Those viewers will see images of stadiums and scenery from five New Zealand cities, including Dunedin, so it is a priceless opportunity to show off to the world and, hopefully, entice visitors here with (fingers crossed) the Covid-19 pandemic being a distant memory.
Government predictions for the tournament, which expands from 24 to 32 teams, opening a path for thousands more members of the football community and supporters to travel here, are that it will pump $180million into the New Zealand economy.
That is the business side of the tournament. Equally exciting is the sporting side, and the chance to make this an occasion that transforms New Zealand football and women’s sport in general.
How exciting to hear the prediction that women’s and girls’ football in New Zealand — participation numbers sit at about 30,000 now — could double.
Football South chief executive Chris Wright summed it up nicely when he said the world cup would "boost participation, but will also drive equality, diversity and inspire more female leaders to be an active part of the game."
In the Guardian newspaper, Samantha Lewis wrote that the successful joint bid from the Pacific neighbours — this will be the first women’s world cup to be held in the southern hemisphere, and the first to be hosted across confederations — had "emphasised football’s most profound offering: unity."
The joint bid, operating under the "As One" banner, highlighted "the role football can and must play in picking up the shattered pieces of our post-Covid world; recognising football’s responsibility not just to itself but to the rest of society," Lewis continued.
We can be confident New Zealand, which has already hosted two Fifa men’s tournaments, will do a good job of hosting the senior women’s event, and we can be especially certain Dunedin’s stadium will play its part.
The country gets some practice next year when it hosts the best female cricketers and rugby players during their respective world cups.

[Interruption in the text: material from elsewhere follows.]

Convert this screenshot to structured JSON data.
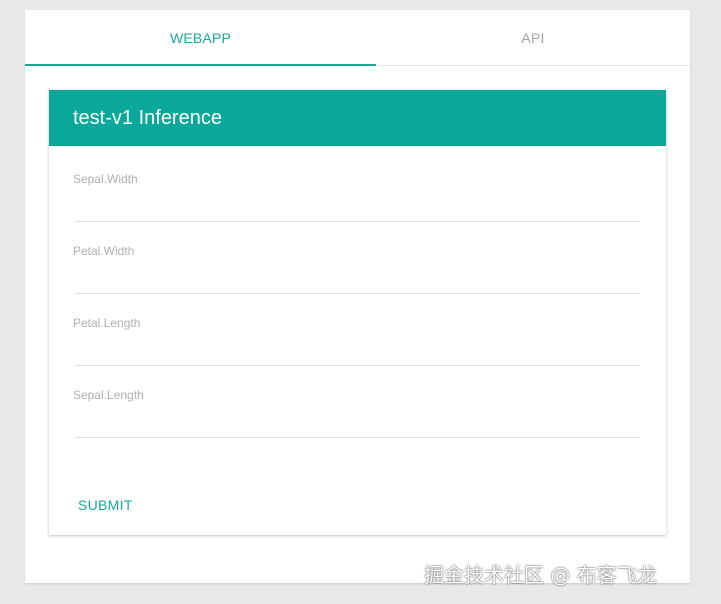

Then, in 2023, the world will really be watching.
AND ANOTHER THING
At its heart, there is something rather beautiful about First XV rugby, soaked as it is in tradition and spirit and romance and competitive spirit.
When it involves two teams of fine young men (young women now, too) playing their hearts out for each other and their school, winning with class and losing with grace, there is almost nothing else like it in sport.
When it involves utter stupidity, potentially criminal acts and thuggishness in the name of rivalry? Then we have a problem.
It was disheartening to hear a gang of former Waitaki Boys’ High School pupils had rampaged through the grounds of fellow Oamaru school St Kevin’s College, hospitalising a man and "traumatising" families that live on campus, in some sort of moronic hazing attempt ahead of Friday’s popular Blood Match.
We applaud the comments from the respective school rectors, both of whom made it clear the future of the annual fixture was endangered by such events.
The game itself is a marvellous occasion for the whole North Otago community. But if it is unable to be held without off-field chaos, something needs to change.